With all due respect and no attached condescension whatsoever, former President Mahama’s recent seemingly weird and sustained pronouncements, in fact, give oxygen to our long-held conviction that some of our politicians have a penchant for propagating vile propaganda with a view to scoring cheap political points.
If that was not the case, what else would motivate former President Mahama to aim accusing fingers at his successor, President Akufo-Addo of deliberately leaving the infrastructural projects initiated by the previous regime to rot?
The fact, though, remains that President Akufo-Addo and his NPP government are enthusiastically completing most of the uncompleted infrastructural projects initiated by the erstwhile NDC government and funded by the Government of Ghana.
It is also true that Ex-President Mahama committed the same “crime” he is accusing President Akufo-Addo and his government of committing.
Dearest reader, didn’t former President Mahama abandon the important Kumasi-Accra high road which former President Kufuor initiated?
Indeed, Mahama wilfully abandoned most of the projects former President Kufuor commenced, among other things, ‘Sofoline interchange (Kumasi), all the affordable housing projects, the mini dams meant to provide electricity to small towns, and many other abandoned projects started by the previous NPP government.
Isn’t it, therefore, hypocritical on former President Mahama’s part to seek to exonerate himself from blame?
Kwame Sefa Kai of the Peace FM Kookrokoo political show should come for his ‘stone’: ‘indeed, ‘Ghanaian politics is saturated with dishonesty and hypocrisy’.
Whatever the case, it is always dangerous to hurl stones at your opponent from a glass house.
Again, what is the essence of preaching virtue and practising vice?
I am afraid, the only euphemistic diction to describe whoever preaches virtue and practices vice is: ‘hypocrite’.
Dearest reader, tell me, apart from seeking to score cheap political points, what else would motivate the opposition party communicators to unblushingly go all out to convince the good people of Ghana into believing that the incumbent government has not implemented a single 2016 Manifesto promise?
In fact, I find it extremely difficult to comprehend how and why any political party worth its salt would persistently resort to vile propaganda with the view to winning political power.
It would appear that the opposition NDC operatives are taking the good people of Ghana for granted.
How long would they keep insulting the intelligence of the good people of Ghana?
Dearest reader, tell me, how can a political party, seriously vying for power, keep criticising the government in power without proffering any alternative solutions to the problems?
Take my word for it, dearest reader, it is an undeniable fact that the incumbent NPP government has not been able to implement all its 2016 Manifesto promises.
It is also true that since assuming power 30 months ago, the NPP government has rolled out an encouraging number of Manifesto promises to the delight of the vast majority of Ghanaians.
There is no denying or ignoring the fact that flagship programmes and policies such as the Free SHS, One District One Factory, One Village One Dam, One Million Dollar per Constituency, Planting for Food and Jobs, Planting for Export and Rural Development, Rearing for Food and Jobs, Tax reductions, amongst others have been rolled out.
Let us therefore be honest, it is quite patronising for the opposition NDC communicators to seek to hoodwink the good people of Ghana into believing that they are not benefiting from the policies and programmes of the incumbent NPP government.
In synopsising, Mahama and his vociferous NDC communicators must stop insulting the intelligence of Ghanaians.
After all, the good people of Ghana have the minds of their own, and therefore do not need the intervention of anyone before deciphering between ‘water and alcohol’.
K. Badu, UK.
Disclaimer: "The views/contents expressed in this article are the sole responsibility of the author(s) and do not neccessarily reflect those of Modern Ghana.
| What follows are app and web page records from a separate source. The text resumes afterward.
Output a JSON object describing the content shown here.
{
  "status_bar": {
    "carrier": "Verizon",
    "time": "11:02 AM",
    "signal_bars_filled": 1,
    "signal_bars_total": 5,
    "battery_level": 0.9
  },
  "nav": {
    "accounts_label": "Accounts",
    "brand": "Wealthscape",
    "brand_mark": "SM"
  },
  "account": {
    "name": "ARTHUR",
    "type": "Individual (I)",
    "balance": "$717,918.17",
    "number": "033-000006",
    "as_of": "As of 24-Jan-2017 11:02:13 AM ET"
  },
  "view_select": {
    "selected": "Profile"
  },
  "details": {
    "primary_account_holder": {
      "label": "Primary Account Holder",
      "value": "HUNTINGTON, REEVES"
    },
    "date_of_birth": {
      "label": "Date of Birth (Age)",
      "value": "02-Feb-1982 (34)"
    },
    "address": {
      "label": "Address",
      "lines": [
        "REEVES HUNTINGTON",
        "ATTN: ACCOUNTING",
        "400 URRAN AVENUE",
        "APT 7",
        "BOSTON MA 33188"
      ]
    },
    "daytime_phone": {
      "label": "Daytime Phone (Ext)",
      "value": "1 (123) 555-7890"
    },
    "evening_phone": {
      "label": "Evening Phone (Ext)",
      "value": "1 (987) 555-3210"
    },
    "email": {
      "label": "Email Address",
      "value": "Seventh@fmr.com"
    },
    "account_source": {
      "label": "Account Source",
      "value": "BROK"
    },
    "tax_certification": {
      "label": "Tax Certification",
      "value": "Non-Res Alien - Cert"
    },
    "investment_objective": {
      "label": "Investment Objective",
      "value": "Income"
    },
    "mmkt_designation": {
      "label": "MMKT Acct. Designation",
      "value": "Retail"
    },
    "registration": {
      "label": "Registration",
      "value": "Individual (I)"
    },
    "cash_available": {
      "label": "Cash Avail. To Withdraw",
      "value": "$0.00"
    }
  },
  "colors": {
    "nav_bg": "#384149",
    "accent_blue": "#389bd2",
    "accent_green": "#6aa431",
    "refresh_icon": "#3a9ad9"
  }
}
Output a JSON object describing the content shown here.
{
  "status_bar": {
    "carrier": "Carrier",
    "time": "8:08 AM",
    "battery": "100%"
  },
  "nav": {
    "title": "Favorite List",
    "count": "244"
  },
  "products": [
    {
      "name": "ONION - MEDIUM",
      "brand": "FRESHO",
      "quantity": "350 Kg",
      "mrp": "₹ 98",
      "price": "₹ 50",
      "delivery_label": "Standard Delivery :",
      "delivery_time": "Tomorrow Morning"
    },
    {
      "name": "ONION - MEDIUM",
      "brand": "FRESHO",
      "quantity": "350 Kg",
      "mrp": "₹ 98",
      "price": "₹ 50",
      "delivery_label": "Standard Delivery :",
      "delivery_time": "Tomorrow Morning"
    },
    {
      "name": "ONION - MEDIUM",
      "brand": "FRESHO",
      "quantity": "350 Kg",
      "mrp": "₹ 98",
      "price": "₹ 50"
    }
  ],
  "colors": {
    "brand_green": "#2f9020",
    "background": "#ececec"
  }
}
Modern Ghana will not be responsible or liable for any inaccurate or incorrect statements contained in this article."
Reproduction is authorised provided the author's permission is granted.